> REQUIREMENT
Could you copy out every line of the data where the word "JSON" occurs?

> AVAILABLE DATA
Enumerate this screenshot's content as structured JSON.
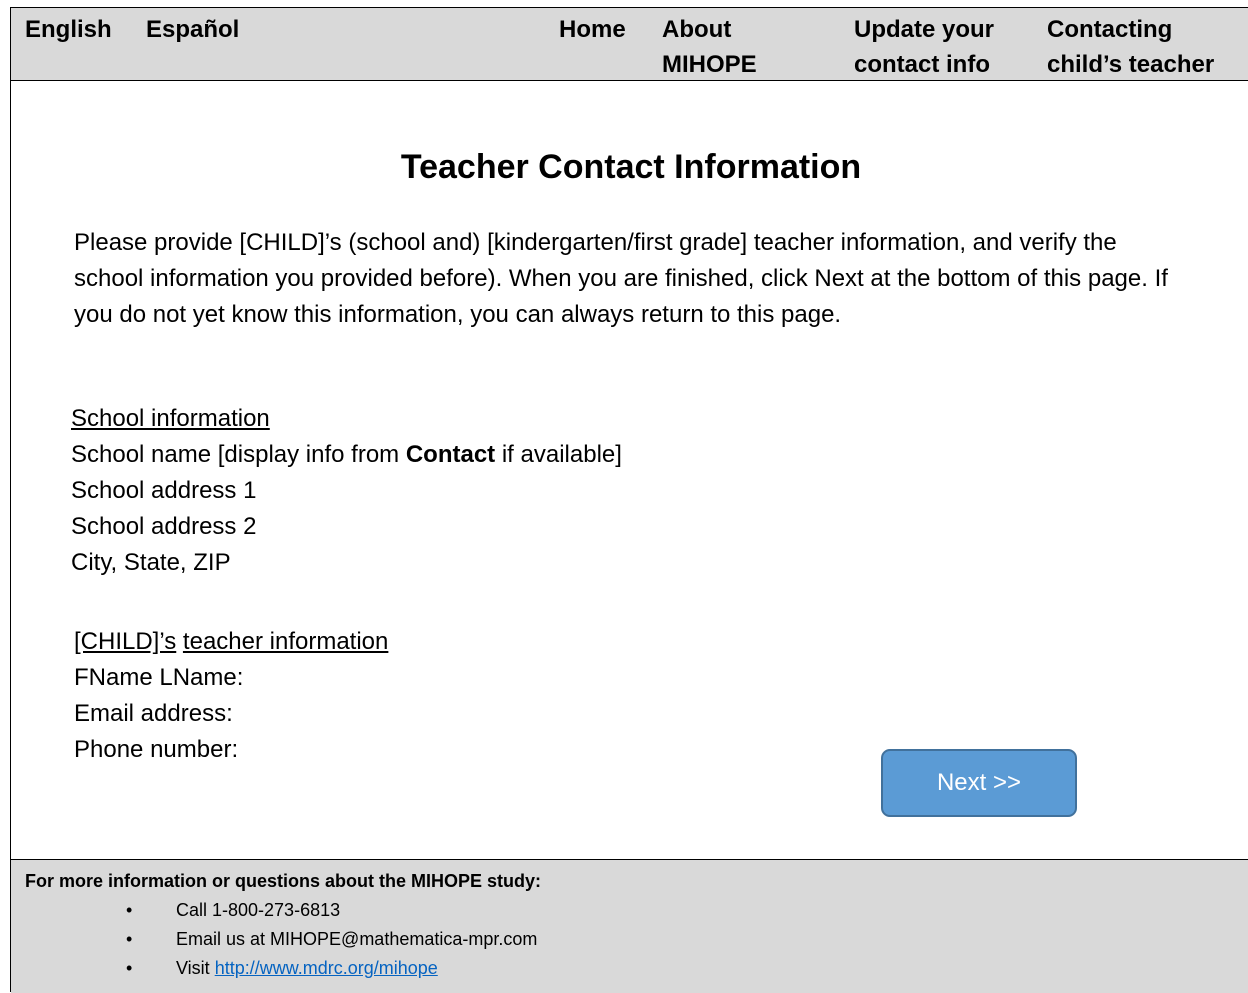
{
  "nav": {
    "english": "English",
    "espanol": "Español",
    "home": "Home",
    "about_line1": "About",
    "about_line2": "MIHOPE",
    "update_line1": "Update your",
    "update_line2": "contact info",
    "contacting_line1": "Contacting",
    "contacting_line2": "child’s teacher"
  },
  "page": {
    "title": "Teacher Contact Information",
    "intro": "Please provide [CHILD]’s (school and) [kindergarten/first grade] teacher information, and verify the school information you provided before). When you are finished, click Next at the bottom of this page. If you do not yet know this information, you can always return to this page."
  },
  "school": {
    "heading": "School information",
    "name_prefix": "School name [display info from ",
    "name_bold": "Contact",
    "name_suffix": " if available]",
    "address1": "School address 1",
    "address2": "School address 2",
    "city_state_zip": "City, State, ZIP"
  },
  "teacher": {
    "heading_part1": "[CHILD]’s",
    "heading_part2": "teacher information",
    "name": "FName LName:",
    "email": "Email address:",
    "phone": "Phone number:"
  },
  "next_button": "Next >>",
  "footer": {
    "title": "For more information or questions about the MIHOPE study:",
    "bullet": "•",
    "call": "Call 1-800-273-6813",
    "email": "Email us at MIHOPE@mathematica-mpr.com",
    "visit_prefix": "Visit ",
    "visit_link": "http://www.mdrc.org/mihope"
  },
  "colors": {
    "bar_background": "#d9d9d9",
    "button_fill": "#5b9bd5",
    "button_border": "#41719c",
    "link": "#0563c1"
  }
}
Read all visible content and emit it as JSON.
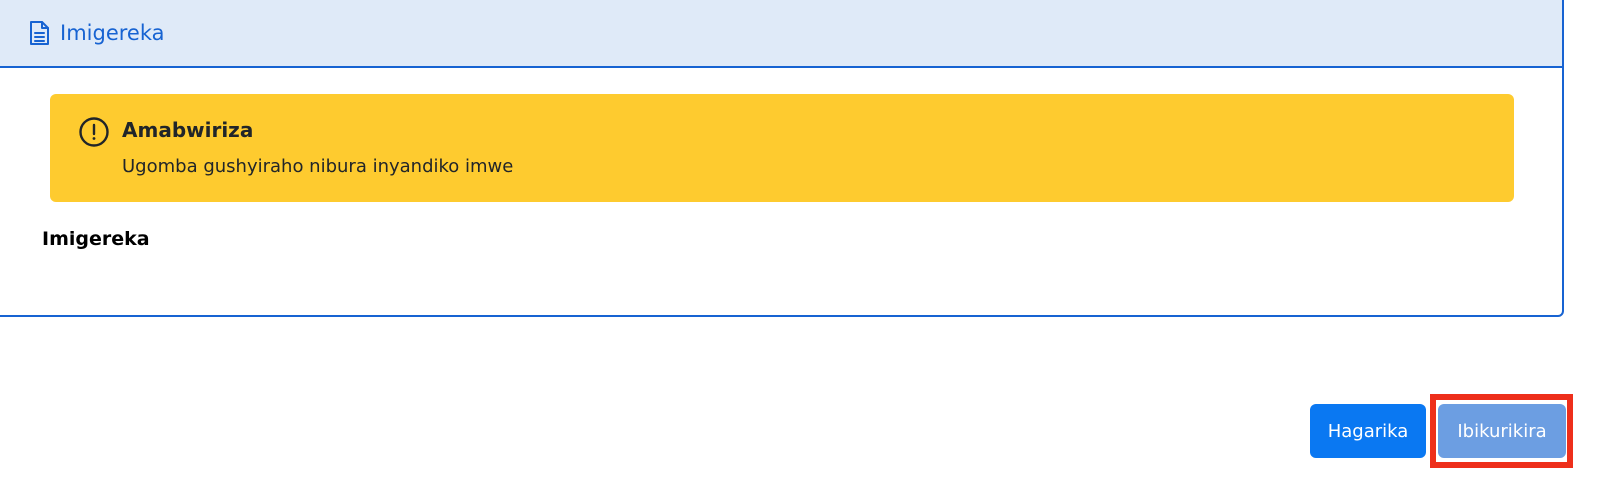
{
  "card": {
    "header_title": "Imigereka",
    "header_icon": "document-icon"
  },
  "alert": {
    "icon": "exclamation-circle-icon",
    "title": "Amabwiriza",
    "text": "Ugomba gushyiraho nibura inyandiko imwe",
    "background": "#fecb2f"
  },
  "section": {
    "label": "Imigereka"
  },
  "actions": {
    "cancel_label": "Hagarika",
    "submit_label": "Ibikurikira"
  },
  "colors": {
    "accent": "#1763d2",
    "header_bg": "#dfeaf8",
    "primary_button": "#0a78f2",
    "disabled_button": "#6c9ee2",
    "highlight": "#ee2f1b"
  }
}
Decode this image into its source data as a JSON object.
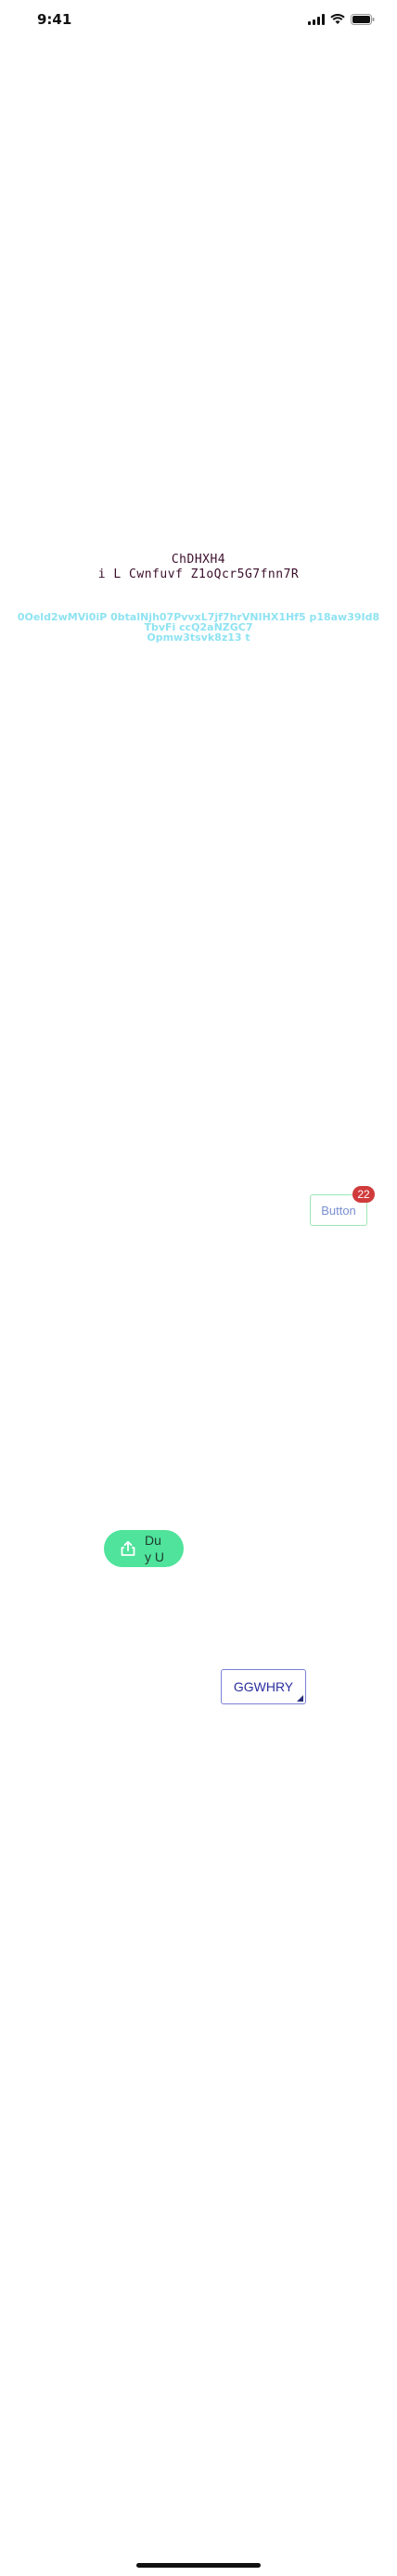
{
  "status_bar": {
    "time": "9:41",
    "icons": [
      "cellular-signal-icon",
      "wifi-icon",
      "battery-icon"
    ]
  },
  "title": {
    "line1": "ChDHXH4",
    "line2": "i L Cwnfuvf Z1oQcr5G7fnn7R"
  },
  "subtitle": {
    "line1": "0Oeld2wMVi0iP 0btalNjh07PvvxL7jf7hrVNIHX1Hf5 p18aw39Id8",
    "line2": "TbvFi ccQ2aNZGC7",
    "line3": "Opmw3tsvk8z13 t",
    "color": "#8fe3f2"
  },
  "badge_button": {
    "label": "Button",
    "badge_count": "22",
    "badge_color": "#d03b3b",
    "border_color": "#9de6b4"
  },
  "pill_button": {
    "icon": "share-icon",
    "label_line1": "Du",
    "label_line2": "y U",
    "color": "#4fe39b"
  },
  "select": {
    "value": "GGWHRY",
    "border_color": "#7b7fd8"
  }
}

> WRITTEN RESPONSE
Enumerate this screenshot's content as structured JSON.
Read all visible content and emit it as JSON.
Decode this image into its source data as a JSON object.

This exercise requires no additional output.